TORONTO — Amid outcry from her fans, Lady Gaga was caught between her ethics and her art.
Earlier this month, her 2013 single Do What U Want (With My Body) was back under scrutiny as viewers considered a new documentary series outlining sexual misconduct allegations against R. Kelly, the R&B singer who she collaborated with on the track.
Some urged Gaga to break years of silence and explain why she chose to duet with a performer who even at the time of the song’s release had a history of allegations against him.
She went a step further, issuing an apology and pledging to remove her duet from streaming services and iTunes in swift fashion.
It was a move by one of pop’s biggest artists to respond to a brewing storm of social backlash, but also a signal of how the streaming era is giving artists new authority to address controversy.
“Musicians, in a sense, are gaining more power in the marketplace,” said Will Straw, a professor in the department of art history and communication studies at McGill University in Montreal.
“The Lady Gaga (example) is interesting because it really is taking a stand against a particular figure — and I think we’re going to see more of that.”
Several artists followed Gaga’s lead, including Chance the Rapper who yanked his R. Kelly collaboration Somewhere in Paradise offline, and Celine Dion whose record label detached the duet I’m Your Angel from her album on streaming platforms, distancing her from the track.
Songs vanishing on digital services isn’t an entirely new phenomenon, but until recently the move was usually tied to contract negotiations. Taylor Swift temporarily pulled her music from most streaming platforms over how artists were paid, while Neil Young waged battles over streaming audio quality.
Artists making decisions to effectively erase a song in solidarity with a social issue comes as some listeners reflect on their own habits.
Not so long ago, the deal between a musician and their fans often started and ended at the record store’s cash register — or the checkout page on iTunes. But how musicians are compensated in a streaming universe is different because the checkout counter is always open.
Each time a listener streams a track, they’re putting a fraction of a cent into the artist’s pocket, not only paying them but effectively casting a vote for their current popularity.
And that’s one reason why R. Kelly’s presence on other singers’ tracks became problematic. Fans complained his music would turn up unexpectedly on Spotify’s curated playlists, while others pointed out playing albums like Dion’s greatest hits on streaming platforms made them unwitting supporters when his songs came on.
Spotify addressed some of these concerns last year by deciding not to actively support Kelly’s work.
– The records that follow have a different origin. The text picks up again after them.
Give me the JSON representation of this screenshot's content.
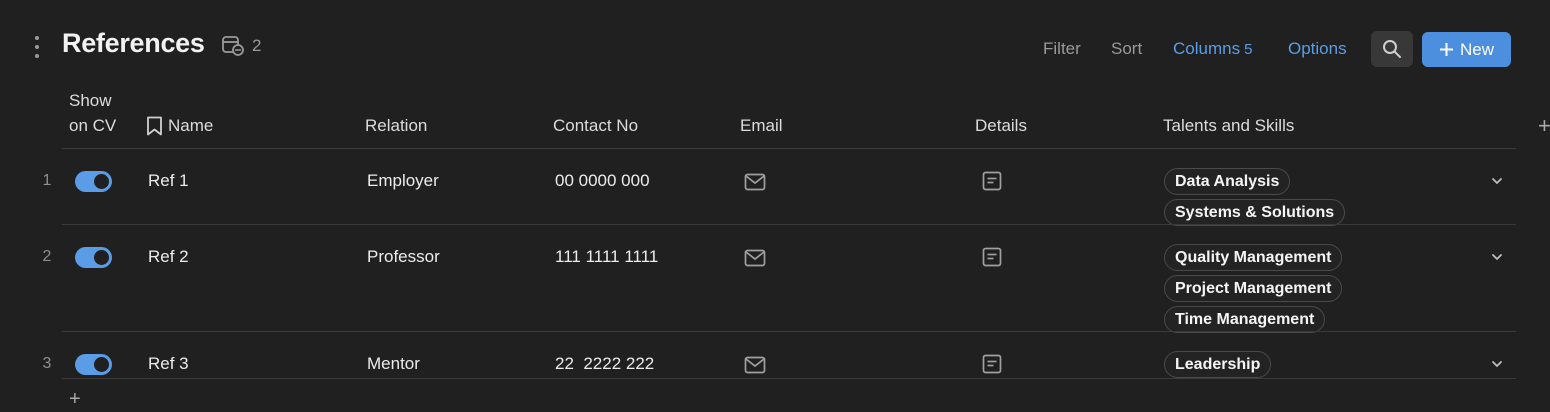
{
  "header": {
    "title": "References",
    "row_count": "2",
    "filter_label": "Filter",
    "sort_label": "Sort",
    "columns_label": "Columns",
    "columns_count": "5",
    "options_label": "Options",
    "new_label": "New",
    "accent_color": "#4b8fde"
  },
  "table": {
    "columns": {
      "show_on_cv_line1": "Show",
      "show_on_cv_line2": "on CV",
      "name": "Name",
      "relation": "Relation",
      "contact": "Contact No",
      "email": "Email",
      "details": "Details",
      "skills": "Talents and Skills"
    },
    "rows": [
      {
        "num": "1",
        "show_on_cv": true,
        "name": "Ref 1",
        "relation": "Employer",
        "contact": "00 0000 000",
        "skills": [
          "Data Analysis",
          "Systems & Solutions"
        ]
      },
      {
        "num": "2",
        "show_on_cv": true,
        "name": "Ref 2",
        "relation": "Professor",
        "contact": "111 1111 1111",
        "skills": [
          "Quality Management",
          "Project Management",
          "Time Management"
        ]
      },
      {
        "num": "3",
        "show_on_cv": true,
        "name": "Ref 3",
        "relation": "Mentor",
        "contact": "22  2222 222",
        "skills": [
          "Leadership"
        ]
      }
    ]
  },
  "icons": {
    "menu": "kebab-icon",
    "database": "database-icon",
    "search": "search-icon",
    "plus": "plus-icon",
    "email": "mail-icon",
    "details": "note-icon",
    "expand": "chevron-down-icon",
    "name_column": "bookmark-icon"
  }
}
This week they went a step further by introducing a “mute” function where listeners can choose which artists they don’t want to hear.
Judith Taylor, a professor of sociology at the University of Toronto, identifies changes like these as part of a broader phenomenon where the public is pressuring musicians to hold their colleagues accountable for their actions.
“Really this is about trying to create a culture shift,” she said.
“As the legal field has proven itself to be unable to (show) it’s efficacious in dealing with these social wrongs, people are creating new mechanisms — social shaming is one of them.”
It raises the question of whether artists like Gaga and Chance the Rapper should be able to take their songs off streaming platforms, seeing the move as potentially erasing slivers of pop context.
With the demise of physical media, those historical records of song could become harder to find as years pass. Already some unofficial YouTube links to Do What U Want, as well as some of Gaga and Kelly’s live televised performances, have been pulled down.
Taylor isn’t convinced that creates any sort of urgency to maintain the public record of Gaga’s song on streaming platforms as a point of reference. She said controversy behind its creation has already solidified its place in pop culture history.
“It’s impossible to erase anything,” she said. “Trying to banish this song makes it more potent in people’s memories.”
Music historian Alan Cross suggested there’s “a certain disingenuousness” to what’s being framed as a movement by musicians to distance themselves from Kelly in the wake of the TV documentary.
He also doesn’t believe Do What U Want or the other tracks will be missed by most.
“There’s 45 million songs available on streaming music services,” he said.
“Getting rid of a few won’t make much difference to anybody.”